Jiro Dreams of Sushi, I’m a fan of sushi, but even more, I look up to people who care about their craft. I don’t think I can ever have that kind of dedication for 75 years, but I can be inspired by people like Jiro.
One theme you notice in the movie, is that Jiro only works with the best people. His fish vendor buys only the best fish of the day. His rice supplier sells rice only to people like Jiro, “who can cook it the right way”. These people don’t work with Jiro because of the money, but because they are also dedicated to their craft and want to work with the best people.
My favorite scene was the part where Jiro talks about good taste. It’s the same thing Paul Graham talks about in Taste for Makers, Steve Jobs thinks Great products are triumphs of taste and John Gruber references in the Auteur Theory of Design.
Here is Jiro’s take:
In order to make delicious food, you must eat delicious food. You need to develop a palate capable of discerning good and bad. Without a good taste, you can’t make good food. If your sense of taste is lower than that of customers, how will you impress them?

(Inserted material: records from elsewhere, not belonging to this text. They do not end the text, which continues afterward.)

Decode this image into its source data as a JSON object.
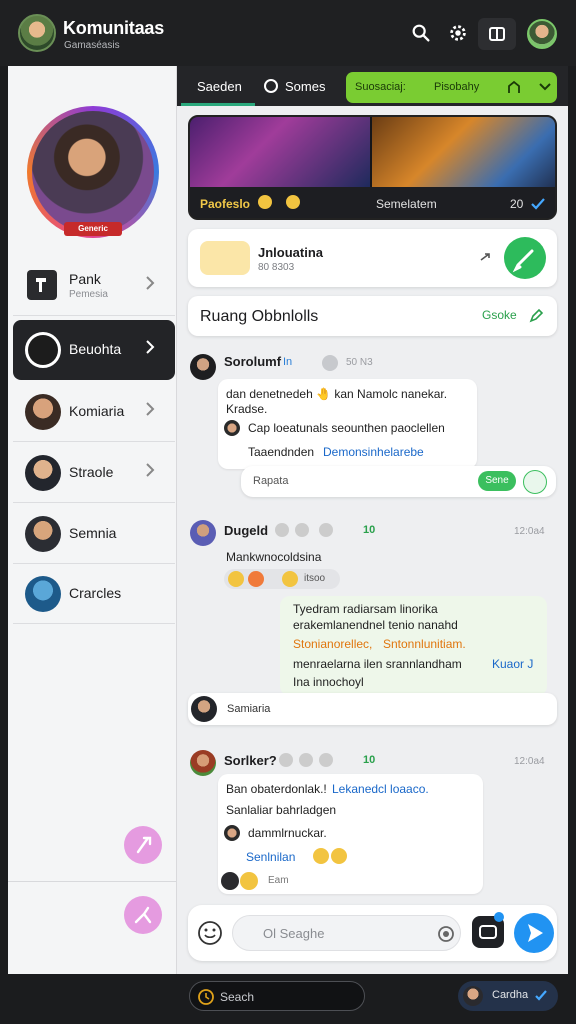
{
  "header": {
    "title": "Komunitaas",
    "subtitle": "Gamaséasis",
    "icons": [
      "search-icon",
      "settings-icon",
      "layout-icon"
    ]
  },
  "sidebar": {
    "profile_tag": "Generic",
    "items": [
      {
        "label": "Pank",
        "sub": "Pemesia",
        "icon": "tile-icon"
      },
      {
        "label": "Beuohta",
        "icon": "avatar"
      },
      {
        "label": "Komiaria",
        "icon": "avatar"
      },
      {
        "label": "Straole",
        "icon": "avatar"
      },
      {
        "label": "Semnia",
        "icon": "avatar"
      },
      {
        "label": "Crarcles",
        "icon": "avatar"
      }
    ]
  },
  "main": {
    "tabs": [
      {
        "label": "Saeden"
      },
      {
        "label": "Somes"
      }
    ],
    "green_bar": {
      "left": "Suosaciaj:",
      "right": "Pisobahy"
    },
    "banner": {
      "left_label": "Paofeslo",
      "right_label": "Semelatem",
      "count": "20"
    },
    "join_card": {
      "title": "Jnlouatina",
      "subtitle": "80 8303"
    },
    "room": {
      "title": "Ruang Obbnlolls",
      "link": "Gsoke"
    },
    "messages": [
      {
        "name": "Sorolumf",
        "badge": "In",
        "time": "50 N3",
        "lines": [
          "dan denetnedeh 🤚 kan Namolc nanekar.",
          "Kradse.",
          "Cap loeatunals seounthen paoclellen",
          "Taaendnden"
        ],
        "link": "Demonsinhelarebe",
        "reply_placeholder": "Rapata",
        "reply_button": "Sene"
      },
      {
        "name": "Dugeld",
        "count": "10",
        "time": "12:0a4",
        "line": "Mankwnocoldsina",
        "reaction_label": "itsoo",
        "reply_lines": [
          "Tyedram radiarsam linorika",
          "erakemlanendnel tenio nanahd",
          "Stonianorellec,",
          "Sntonnlunitiam.",
          "menraelarna ilen srannlandham",
          "Ina innochoyl"
        ],
        "reply_side": "Kuaor J",
        "footer": "Samiaria"
      },
      {
        "name": "Sorlker?",
        "count": "10",
        "time": "12:0a4",
        "line1_a": "Ban obaterdonlak.!",
        "line1_b": "Lekanedcl loaaco.",
        "line2": "Sanlaliar bahrladgen",
        "line3": "dammlrnuckar.",
        "link": "Senlnilan",
        "footer": "Eam"
      }
    ],
    "composer": {
      "placeholder": "Ol  Seaghe"
    }
  },
  "bottom": {
    "search": "Seach",
    "right": "Cardha"
  },
  "colors": {
    "accent_green": "#7acc32",
    "accent_blue": "#2193f2",
    "dark": "#1b1c1e"
  }
}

It’s great to hear that from a 85-year-old Japanese sushi chef, who I’m quite sure doesn’t think much about tech. Like sushi chefs, we as founders, designers or developers, need to develop our tastes, in order to build things people can be impressed about.
I don’t have an definite answer to how to to develop your tastes, but I’ve found out that appreciating and understanding culture helps. I think it’s safe to assume that beauty is part of our human mind and it’s defined further or distorted by culture.

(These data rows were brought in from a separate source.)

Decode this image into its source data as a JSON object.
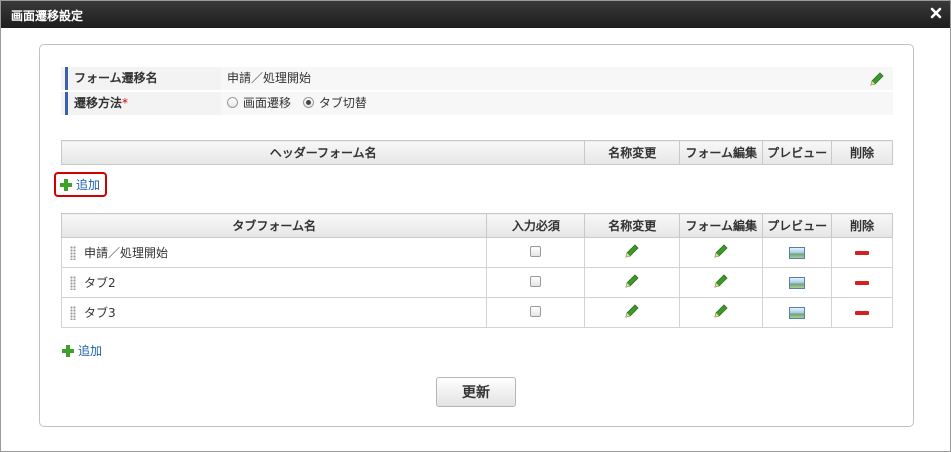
{
  "dialog": {
    "title": "画面遷移設定"
  },
  "form_name": {
    "label": "フォーム遷移名",
    "value": "申請／処理開始"
  },
  "transition_method": {
    "label": "遷移方法",
    "required_mark": "*",
    "options": [
      {
        "label": "画面遷移",
        "selected": false
      },
      {
        "label": "タブ切替",
        "selected": true
      }
    ]
  },
  "header_table": {
    "columns": [
      "ヘッダーフォーム名",
      "名称変更",
      "フォーム編集",
      "プレビュー",
      "削除"
    ],
    "add_label": "追加"
  },
  "tab_table": {
    "columns": [
      "タブフォーム名",
      "入力必須",
      "名称変更",
      "フォーム編集",
      "プレビュー",
      "削除"
    ],
    "rows": [
      {
        "name": "申請／処理開始",
        "required": false
      },
      {
        "name": "タブ2",
        "required": false
      },
      {
        "name": "タブ3",
        "required": false
      }
    ],
    "add_label": "追加"
  },
  "update_label": "更新",
  "colors": {
    "accent": "#3b5fb0",
    "highlight": "#d40000",
    "add": "#3ea12a",
    "delete": "#d62020"
  }
}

So I read books, both new and classic. I look up and go see art when I can. I try out new apps, and try to learn from their designs or solutions. I collect my inspirations, essays and resources. I try to eat delicious food, go to beautiful places, and surround my self only with well designed things.
I don’t know which works, or which is the most useful, but I feel that I learn both about the good and the bad.